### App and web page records
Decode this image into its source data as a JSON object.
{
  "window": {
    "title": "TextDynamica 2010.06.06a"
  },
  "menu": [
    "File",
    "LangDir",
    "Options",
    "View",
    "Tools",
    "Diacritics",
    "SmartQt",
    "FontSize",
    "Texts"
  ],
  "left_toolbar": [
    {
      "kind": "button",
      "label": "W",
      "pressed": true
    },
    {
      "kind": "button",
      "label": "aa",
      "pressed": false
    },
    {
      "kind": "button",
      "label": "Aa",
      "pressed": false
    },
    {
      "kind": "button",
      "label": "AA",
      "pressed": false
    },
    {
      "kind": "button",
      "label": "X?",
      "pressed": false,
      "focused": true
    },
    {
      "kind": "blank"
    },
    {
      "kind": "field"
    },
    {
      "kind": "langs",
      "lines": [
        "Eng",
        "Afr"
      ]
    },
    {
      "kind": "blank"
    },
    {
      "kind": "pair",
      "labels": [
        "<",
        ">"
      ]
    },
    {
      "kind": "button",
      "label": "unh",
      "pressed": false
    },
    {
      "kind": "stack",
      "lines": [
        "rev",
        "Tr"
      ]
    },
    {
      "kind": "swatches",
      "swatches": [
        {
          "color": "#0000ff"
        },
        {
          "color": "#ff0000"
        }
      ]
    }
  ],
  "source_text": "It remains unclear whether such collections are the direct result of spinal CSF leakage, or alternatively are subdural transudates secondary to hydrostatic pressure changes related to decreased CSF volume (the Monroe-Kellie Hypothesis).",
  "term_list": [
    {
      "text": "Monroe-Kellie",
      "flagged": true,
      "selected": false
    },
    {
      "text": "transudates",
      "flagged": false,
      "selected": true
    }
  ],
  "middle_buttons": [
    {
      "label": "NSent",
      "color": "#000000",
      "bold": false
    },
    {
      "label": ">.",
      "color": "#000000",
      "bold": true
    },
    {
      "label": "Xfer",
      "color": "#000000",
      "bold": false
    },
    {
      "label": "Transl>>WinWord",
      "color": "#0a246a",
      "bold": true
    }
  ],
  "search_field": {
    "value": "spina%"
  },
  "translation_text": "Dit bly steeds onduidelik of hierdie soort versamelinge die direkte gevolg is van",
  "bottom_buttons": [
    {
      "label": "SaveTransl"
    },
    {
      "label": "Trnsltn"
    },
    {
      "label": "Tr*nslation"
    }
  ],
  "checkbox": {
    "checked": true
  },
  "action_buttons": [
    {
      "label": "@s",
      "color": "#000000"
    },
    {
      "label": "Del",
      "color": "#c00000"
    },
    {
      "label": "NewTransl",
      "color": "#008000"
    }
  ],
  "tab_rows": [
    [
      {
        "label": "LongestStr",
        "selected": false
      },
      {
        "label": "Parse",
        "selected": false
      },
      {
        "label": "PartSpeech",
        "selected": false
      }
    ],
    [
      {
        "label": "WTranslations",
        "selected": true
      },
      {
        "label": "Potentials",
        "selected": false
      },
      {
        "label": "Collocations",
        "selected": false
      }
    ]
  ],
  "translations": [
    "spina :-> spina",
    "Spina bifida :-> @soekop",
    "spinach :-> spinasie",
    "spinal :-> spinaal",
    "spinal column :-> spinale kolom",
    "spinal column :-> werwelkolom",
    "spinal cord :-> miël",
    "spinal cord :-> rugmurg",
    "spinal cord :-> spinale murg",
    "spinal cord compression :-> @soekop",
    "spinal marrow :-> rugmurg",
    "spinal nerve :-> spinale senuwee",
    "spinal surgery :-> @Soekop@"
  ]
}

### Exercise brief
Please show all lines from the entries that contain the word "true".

### Result of the task
      "pressed": true
      "focused": true
      "flagged": true,
      "selected": true
      "bold": true
      "bold": true
    "checked": true
        "selected": true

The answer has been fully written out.